One benefit of putting together this narrative (in 2012) is that I discovered a web site containing fascinating information about Champion Hill written by Mr. Bearss late wife, Margie, a noted historian in her own right. The vignettes at the link above give life to the history.

There is no picture because we ran out of time to spend at the Big Black battlefield. Another disappointment. Click the link to see pictures.
Cannon The next day we spent touring the Battlefield Park at Vicksburg. As part of the stop at the park headquarters we visited this display of the various cannon types that were used in the action. Who knew there could be so many?
Louisiana Monument Vicksburg sits on high loess bluffs overlooking the Mississippi basin. The city's defenses were on high ground and difficult to take by force. The Union forces tried more than once to storm the fortifications before they decided to lay siege.

Imagine what it must have been like to attack this position in the face, not only of fire, but also of a tangled abatis, which would have guarded approaches like this one.

Large monuments honoring the troops of states participating in the action are found throughout the park. They are generally located where those troops served.

Illinois Monument The Shirley house on the right is the only structure within the Park's boundaries that dates from the war.

The Illinois Monument is the grandest of the memorials within the park. A major feature is the echo within the open dome.

These are located on the "Graveyard Road" approach to Vicksburg, which was the site of the first frontal assault on the city. It failed with heavy losses. A second assault also failed. Grant and his army then settled in for an extended siege.

Wisconsin Monument This is one of the sculptures at the Wisconsin Monument. It was my favorite when I was growing up because I could scramble into the saddle of the horse. Somehow I didn't realize that the horse portrayed was wounded and probably dying. To me it was simply a chance to "ride."

The monuments in the park were mostly built in the early 20th century, but at least one, the Kentucky Memorial, was dedicated in the 21st century.

Grant's Headquarters I'm sure that every town has its location where young folks go to park. Often these locations are the scenes of cautionary tales such as the hook. Well in the days of my youth, Grant's headquarters was THAT location. We called it "five faces" because of the sculptures shown here.

Nowadays admission to the park is limited and it is not open after dark. Ed Bearss was one of the driving forces behind that change. It didn't make him especially popular in Vicksburg at the time.

Ironclad Cairo In the mid-1950s Ed, Warren Grabau (the father of my best friend growing up) and Don Jacks did extensive research and exploration to locate the resting place of the USS Cairo, the first ship in history to be sunk by an electrically detonated torpedo.

Many residents became enthralled in the discovery of the ship and the attempts to salvage and raise and preserve it. Numerous difficulties were encountered and overcome to finally raise the ship (in pieces) in 1965.

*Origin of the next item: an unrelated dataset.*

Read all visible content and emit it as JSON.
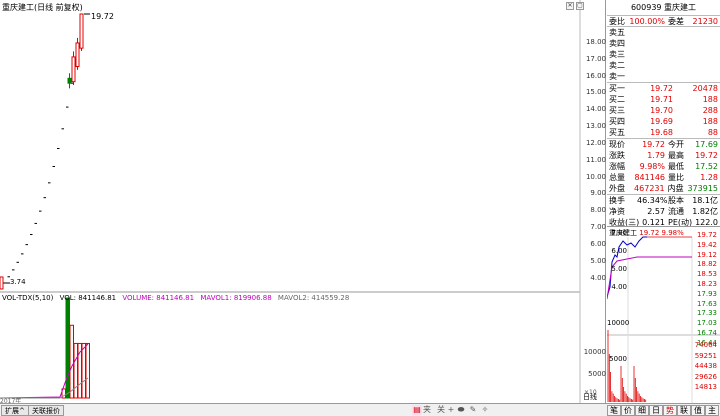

During the process, however, many artifacts were discovered and saved and a museum was constructed to house and interpret them.

Inside the Cairo Funding and technical delays almost resulted in the loss of the ship itself until the preserved remains were finally placed beside the museum housing the contents.

Although the metal parts, the iron cladding, the cannon, and the engines were largely saved, the picture shows that very little of the wooden structure was salvaged.

Surrender site Our final stop after visiting the Cairo museum was the location of the meeting between Generals Grant and Pemberton for the final surrender of Vicksburg after a long and brutal siege..

By the time we got there a thunderstorm had moved in and it was raining heavily with intermittent lightning. Most of our group slogged out with Ed to hear details of the surrender, but we didn't think it was a great idea to be standing out in the storm holding a dandy lightening rod disguised as an umbrella. Jim and I contented ourselves with a remote view.